(Beginning of Supplied information)
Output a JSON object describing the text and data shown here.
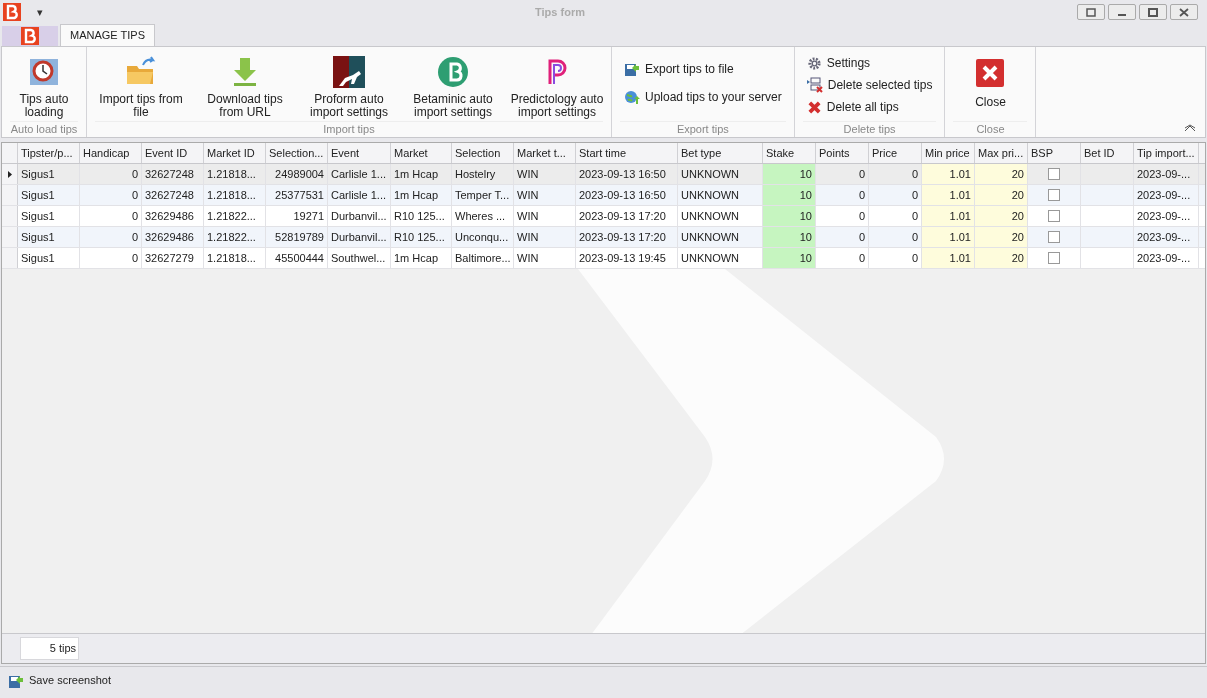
{
  "window": {
    "title": "Tips form",
    "quick_access": "▾"
  },
  "ribbon_tabs": [
    {
      "label": "MANAGE TIPS",
      "selected": true
    }
  ],
  "ribbon_groups": [
    {
      "label": "Auto load tips",
      "items": [
        {
          "kind": "large",
          "label": "Tips auto loading"
        }
      ]
    },
    {
      "label": "Import tips",
      "items": [
        {
          "kind": "large",
          "label": "Import tips from file"
        },
        {
          "kind": "large",
          "label": "Download tips from URL"
        },
        {
          "kind": "large",
          "label": "Proform auto import settings"
        },
        {
          "kind": "large",
          "label": "Betaminic auto import settings"
        },
        {
          "kind": "large",
          "label": "Predictology auto import settings"
        }
      ]
    },
    {
      "label": "Export tips",
      "items": [
        {
          "kind": "small",
          "label": "Export tips to file"
        },
        {
          "kind": "small",
          "label": "Upload tips to your server"
        }
      ]
    },
    {
      "label": "Delete tips",
      "items": [
        {
          "kind": "compact",
          "label": "Settings"
        },
        {
          "kind": "compact",
          "label": "Delete selected tips"
        },
        {
          "kind": "compact",
          "label": "Delete all tips"
        }
      ]
    },
    {
      "label": "Close",
      "items": [
        {
          "kind": "large",
          "label": "Close"
        }
      ]
    }
  ],
  "table": {
    "columns": [
      {
        "label": "Tipster/p...",
        "kind": "text"
      },
      {
        "label": "Handicap",
        "kind": "number"
      },
      {
        "label": "Event ID",
        "kind": "text"
      },
      {
        "label": "Market ID",
        "kind": "text"
      },
      {
        "label": "Selection...",
        "kind": "number"
      },
      {
        "label": "Event",
        "kind": "text"
      },
      {
        "label": "Market",
        "kind": "text"
      },
      {
        "label": "Selection",
        "kind": "text"
      },
      {
        "label": "Market t...",
        "kind": "text"
      },
      {
        "label": "Start time",
        "kind": "text"
      },
      {
        "label": "Bet type",
        "kind": "text"
      },
      {
        "label": "Stake",
        "kind": "stake"
      },
      {
        "label": "Points",
        "kind": "number"
      },
      {
        "label": "Price",
        "kind": "number"
      },
      {
        "label": "Min price",
        "kind": "limit"
      },
      {
        "label": "Max pri...",
        "kind": "limit"
      },
      {
        "label": "BSP",
        "kind": "check"
      },
      {
        "label": "Bet ID",
        "kind": "text"
      },
      {
        "label": "Tip import...",
        "kind": "text"
      }
    ],
    "rows": [
      {
        "selected": true,
        "bsp_checked": false,
        "cells": [
          "Sigus1",
          "0",
          "32627248",
          "1.21818...",
          "24989004",
          "Carlisle 1...",
          "1m Hcap",
          "Hostelry",
          "WIN",
          "2023-09-13 16:50",
          "UNKNOWN",
          "10",
          "0",
          "0",
          "1.01",
          "20",
          null,
          null,
          "2023-09-..."
        ]
      },
      {
        "selected": false,
        "bsp_checked": false,
        "cells": [
          "Sigus1",
          "0",
          "32627248",
          "1.21818...",
          "25377531",
          "Carlisle 1...",
          "1m Hcap",
          "Temper T...",
          "WIN",
          "2023-09-13 16:50",
          "UNKNOWN",
          "10",
          "0",
          "0",
          "1.01",
          "20",
          null,
          null,
          "2023-09-..."
        ]
      },
      {
        "selected": false,
        "bsp_checked": false,
        "cells": [
          "Sigus1",
          "0",
          "32629486",
          "1.21822...",
          "19271",
          "Durbanvil...",
          "R10 125...",
          "Wheres ...",
          "WIN",
          "2023-09-13 17:20",
          "UNKNOWN",
          "10",
          "0",
          "0",
          "1.01",
          "20",
          null,
          null,
          "2023-09-..."
        ]
      },
      {
        "selected": false,
        "bsp_checked": false,
        "cells": [
          "Sigus1",
          "0",
          "32629486",
          "1.21822...",
          "52819789",
          "Durbanvil...",
          "R10 125...",
          "Unconqu...",
          "WIN",
          "2023-09-13 17:20",
          "UNKNOWN",
          "10",
          "0",
          "0",
          "1.01",
          "20",
          null,
          null,
          "2023-09-..."
        ]
      },
      {
        "selected": false,
        "bsp_checked": false,
        "cells": [
          "Sigus1",
          "0",
          "32627279",
          "1.21818...",
          "45500444",
          "Southwel...",
          "1m Hcap",
          "Baltimore...",
          "WIN",
          "2023-09-13 19:45",
          "UNKNOWN",
          "10",
          "0",
          "0",
          "1.01",
          "20",
          null,
          null,
          "2023-09-..."
        ]
      }
    ]
  },
  "footer": {
    "count": "5 tips"
  },
  "status_bar": {
    "action": "Save screenshot"
  }
}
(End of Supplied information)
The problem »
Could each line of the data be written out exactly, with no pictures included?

Written reply »
Output a JSON object describing the text and data shown here.
{
  "window": {
    "title": "Tips form",
    "quick_access": "▾"
  },
  "ribbon_tabs": [
    {
      "label": "MANAGE TIPS",
      "selected": true
    }
  ],
  "ribbon_groups": [
    {
      "label": "Auto load tips",
      "items": [
        {
          "kind": "large",
          "label": "Tips auto loading"
        }
      ]
    },
    {
      "label": "Import tips",
      "items": [
        {
          "kind": "large",
          "label": "Import tips from file"
        },
        {
          "kind": "large",
          "label": "Download tips from URL"
        },
        {
          "kind": "large",
          "label": "Proform auto import settings"
        },
        {
          "kind": "large",
          "label": "Betaminic auto import settings"
        },
        {
          "kind": "large",
          "label": "Predictology auto import settings"
        }
      ]
    },
    {
      "label": "Export tips",
      "items": [
        {
          "kind": "small",
          "label": "Export tips to file"
        },
        {
          "kind": "small",
          "label": "Upload tips to your server"
        }
      ]
    },
    {
      "label": "Delete tips",
      "items": [
        {
          "kind": "compact",
          "label": "Settings"
        },
        {
          "kind": "compact",
          "label": "Delete selected tips"
        },
        {
          "kind": "compact",
          "label": "Delete all tips"
        }
      ]
    },
    {
      "label": "Close",
      "items": [
        {
          "kind": "large",
          "label": "Close"
        }
      ]
    }
  ],
  "table": {
    "columns": [
      {
        "label": "Tipster/p...",
        "kind": "text"
      },
      {
        "label": "Handicap",
        "kind": "number"
      },
      {
        "label": "Event ID",
        "kind": "text"
      },
      {
        "label": "Market ID",
        "kind": "text"
      },
      {
        "label": "Selection...",
        "kind": "number"
      },
      {
        "label": "Event",
        "kind": "text"
      },
      {
        "label": "Market",
        "kind": "text"
      },
      {
        "label": "Selection",
        "kind": "text"
      },
      {
        "label": "Market t...",
        "kind": "text"
      },
      {
        "label": "Start time",
        "kind": "text"
      },
      {
        "label": "Bet type",
        "kind": "text"
      },
      {
        "label": "Stake",
        "kind": "stake"
      },
      {
        "label": "Points",
        "kind": "number"
      },
      {
        "label": "Price",
        "kind": "number"
      },
      {
        "label": "Min price",
        "kind": "limit"
      },
      {
        "label": "Max pri...",
        "kind": "limit"
      },
      {
        "label": "BSP",
        "kind": "check"
      },
      {
        "label": "Bet ID",
        "kind": "text"
      },
      {
        "label": "Tip import...",
        "kind": "text"
      }
    ],
    "rows": [
      {
        "selected": true,
        "bsp_checked": false,
        "cells": [
          "Sigus1",
          "0",
          "32627248",
          "1.21818...",
          "24989004",
          "Carlisle 1...",
          "1m Hcap",
          "Hostelry",
          "WIN",
          "2023-09-13 16:50",
          "UNKNOWN",
          "10",
          "0",
          "0",
          "1.01",
          "20",
          null,
          null,
          "2023-09-..."
        ]
      },
      {
        "selected": false,
        "bsp_checked": false,
        "cells": [
          "Sigus1",
          "0",
          "32627248",
          "1.21818...",
          "25377531",
          "Carlisle 1...",
          "1m Hcap",
          "Temper T...",
          "WIN",
          "2023-09-13 16:50",
          "UNKNOWN",
          "10",
          "0",
          "0",
          "1.01",
          "20",
          null,
          null,
          "2023-09-..."
        ]
      },
      {
        "selected": false,
        "bsp_checked": false,
        "cells": [
          "Sigus1",
          "0",
          "32629486",
          "1.21822...",
          "19271",
          "Durbanvil...",
          "R10 125...",
          "Wheres ...",
          "WIN",
          "2023-09-13 17:20",
          "UNKNOWN",
          "10",
          "0",
          "0",
          "1.01",
          "20",
          null,
          null,
          "2023-09-..."
        ]
      },
      {
        "selected": false,
        "bsp_checked": false,
        "cells": [
          "Sigus1",
          "0",
          "32629486",
          "1.21822...",
          "52819789",
          "Durbanvil...",
          "R10 125...",
          "Unconqu...",
          "WIN",
          "2023-09-13 17:20",
          "UNKNOWN",
          "10",
          "0",
          "0",
          "1.01",
          "20",
          null,
          null,
          "2023-09-..."
        ]
      },
      {
        "selected": false,
        "bsp_checked": false,
        "cells": [
          "Sigus1",
          "0",
          "32627279",
          "1.21818...",
          "45500444",
          "Southwel...",
          "1m Hcap",
          "Baltimore...",
          "WIN",
          "2023-09-13 19:45",
          "UNKNOWN",
          "10",
          "0",
          "0",
          "1.01",
          "20",
          null,
          null,
          "2023-09-..."
        ]
      }
    ]
  },
  "footer": {
    "count": "5 tips"
  },
  "status_bar": {
    "action": "Save screenshot"
  }
}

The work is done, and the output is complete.